Last month, AFP reported that the Islamic State had established a marriage bureau to help jihadists find brides. It was a troubling sign that ISIL and its self-proclaimed caliphate believed it would be around for a while. Since then, the group has been digging in:
In the Syrian city of Raqqah on the banks of the Euphrates River, Islamic State militants are busy building a capital fit for their followers.
Human rights observers say they have stoned women to death for adultery, while residents report that religious textbooks have been imported for schools and the market flooded with black cloaks for girls as young as 6 years old. Even as it wages war on multiple fronts, the group has had time to focus on the details, recruit thousands into its forces and celebrate victories by parading the heads of its enemies.
It sounds ghastly. According to one resident, via Bloomberg News, accused thieves have their hands cut off, which is a punishment right out of the Middle Ages. So far, it seems beyond the Syrian government’s ability to stop. The NY Times reports that part of ISIL’s success is coming from its professionalism, which it’s getting from middle-aged former officers in Saddam Hussein’s military. Many of these officers were banned from participating in Iraq’s post-war government, the ones that weren’t simply imprisoned, I mean. Now they’re getting revenge.
Meanwhile, U.S. airstrikes against ISIL are only occurring in Iraq. President Obama has not yet announced what he wants to do about ISIL in Syria, but it’s already leading to grumbles from Congress. If this all seems vaguely familiar, that’s because last year at about this time, Obama proposed airstrikes in Syria—only against the Syrian government rather than rebel groups. He was firmly rebuffed by most of the Democrats and the Republicans and with little public support, he didn’t press the issue.

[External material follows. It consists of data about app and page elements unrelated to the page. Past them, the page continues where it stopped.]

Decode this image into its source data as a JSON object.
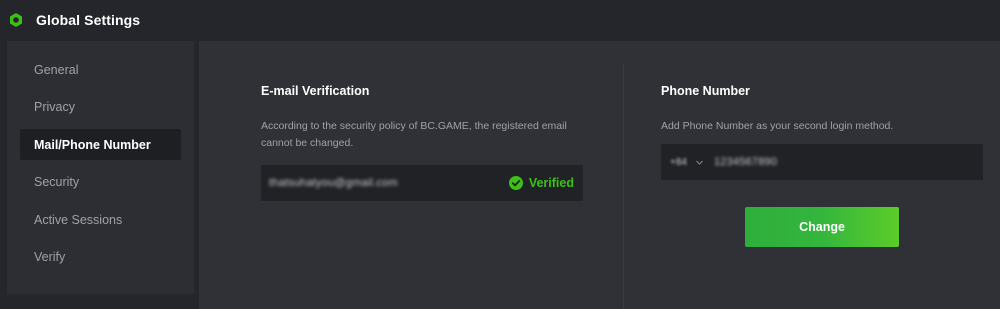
{
  "header": {
    "title": "Global Settings",
    "logo_icon": "bcgame-logo-icon"
  },
  "sidebar": {
    "items": [
      {
        "label": "General"
      },
      {
        "label": "Privacy"
      },
      {
        "label": "Mail/Phone Number",
        "active": true
      },
      {
        "label": "Security"
      },
      {
        "label": "Active Sessions"
      },
      {
        "label": "Verify"
      }
    ]
  },
  "email_section": {
    "title": "E-mail Verification",
    "description": "According to the security policy of BC.GAME, the registered email cannot be changed.",
    "email_value": "thatsuhatyou@gmail.com",
    "verified_label": "Verified",
    "verified_icon": "check-circle-icon"
  },
  "phone_section": {
    "title": "Phone Number",
    "description": "Add Phone Number as your second login method.",
    "country_code": "+84",
    "phone_value": "1234567890",
    "change_label": "Change"
  },
  "colors": {
    "accent_green": "#3bc117",
    "button_gradient_start": "#2fae3c",
    "button_gradient_end": "#5ccc2a",
    "background": "#24262b",
    "panel": "#2f3136",
    "sidebar_bg": "#2c2e33",
    "field_bg": "#212226"
  }
}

Here we are again, only given recent developments, I think he’d receive much broader acceptance for military action—if only he would ask for it. At this point, the American public probably won’t make the distinction between airstrikes in ISIL-controlled Iraq and airstrikes in ISIL-controlled Syria. Legally, however, Obama is stretching his authority to commit airstrikes in either country. The 2002 Authorization for the Use of Military Force in Iraq was explicitly directed at toppling Saddam Hussein and his supporters. The 2001 AUMF was directed at Al Qaeda and its affiliated groups, which have rejected ISIL. Which means, if we really want to make a military confrontation with ISIL kosher, Congress needs to pass a new AUMF. Will Nobel Peace Prize awardee Obama have the stones to ask Congress for a war authorization? I’m not holding my breath, which means you might as well get used to thinking of Raqqah as the ISIL capital city.
What do you think? Should the U.S. be declaring war on ISIL, even a limited war of airstrikes?